↓

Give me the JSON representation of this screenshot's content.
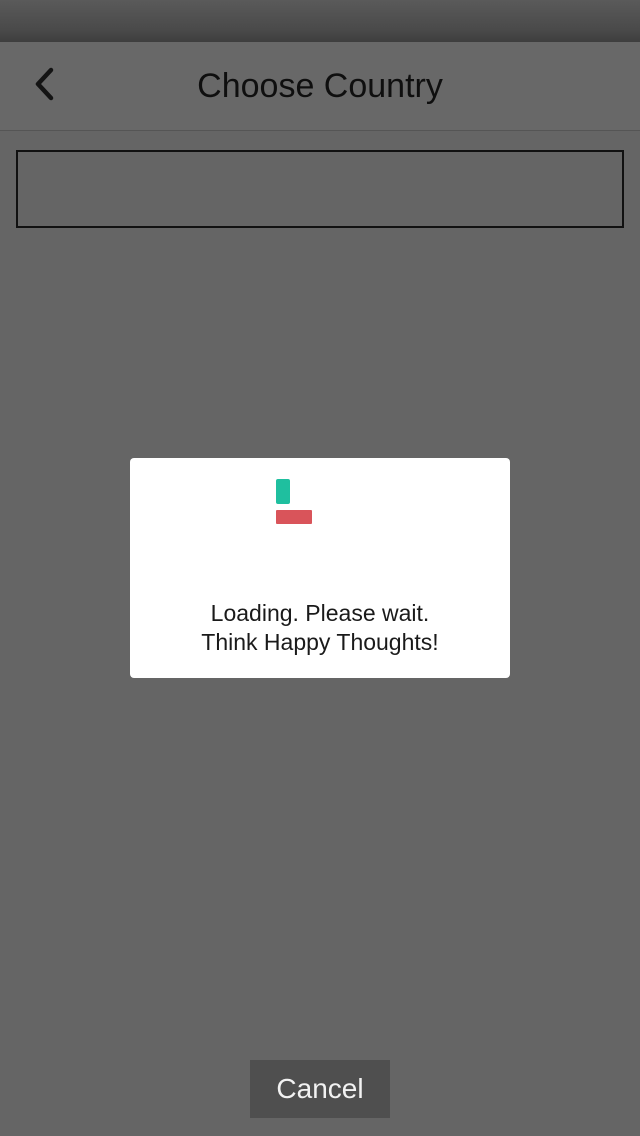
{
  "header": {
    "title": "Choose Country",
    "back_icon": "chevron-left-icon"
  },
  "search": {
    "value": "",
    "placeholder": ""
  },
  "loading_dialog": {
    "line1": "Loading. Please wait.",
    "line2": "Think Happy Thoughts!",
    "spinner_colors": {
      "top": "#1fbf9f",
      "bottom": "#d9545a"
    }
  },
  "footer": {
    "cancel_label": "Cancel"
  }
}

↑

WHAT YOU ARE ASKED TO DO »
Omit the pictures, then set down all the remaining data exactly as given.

ANSWER TO THIS EXERCISE »
Give me the JSON representation of this screenshot's content.
{
  "header": {
    "title": "Choose Country",
    "back_icon": "chevron-left-icon"
  },
  "search": {
    "value": "",
    "placeholder": ""
  },
  "loading_dialog": {
    "line1": "Loading. Please wait.",
    "line2": "Think Happy Thoughts!",
    "spinner_colors": {
      "top": "#1fbf9f",
      "bottom": "#d9545a"
    }
  },
  "footer": {
    "cancel_label": "Cancel"
  }
}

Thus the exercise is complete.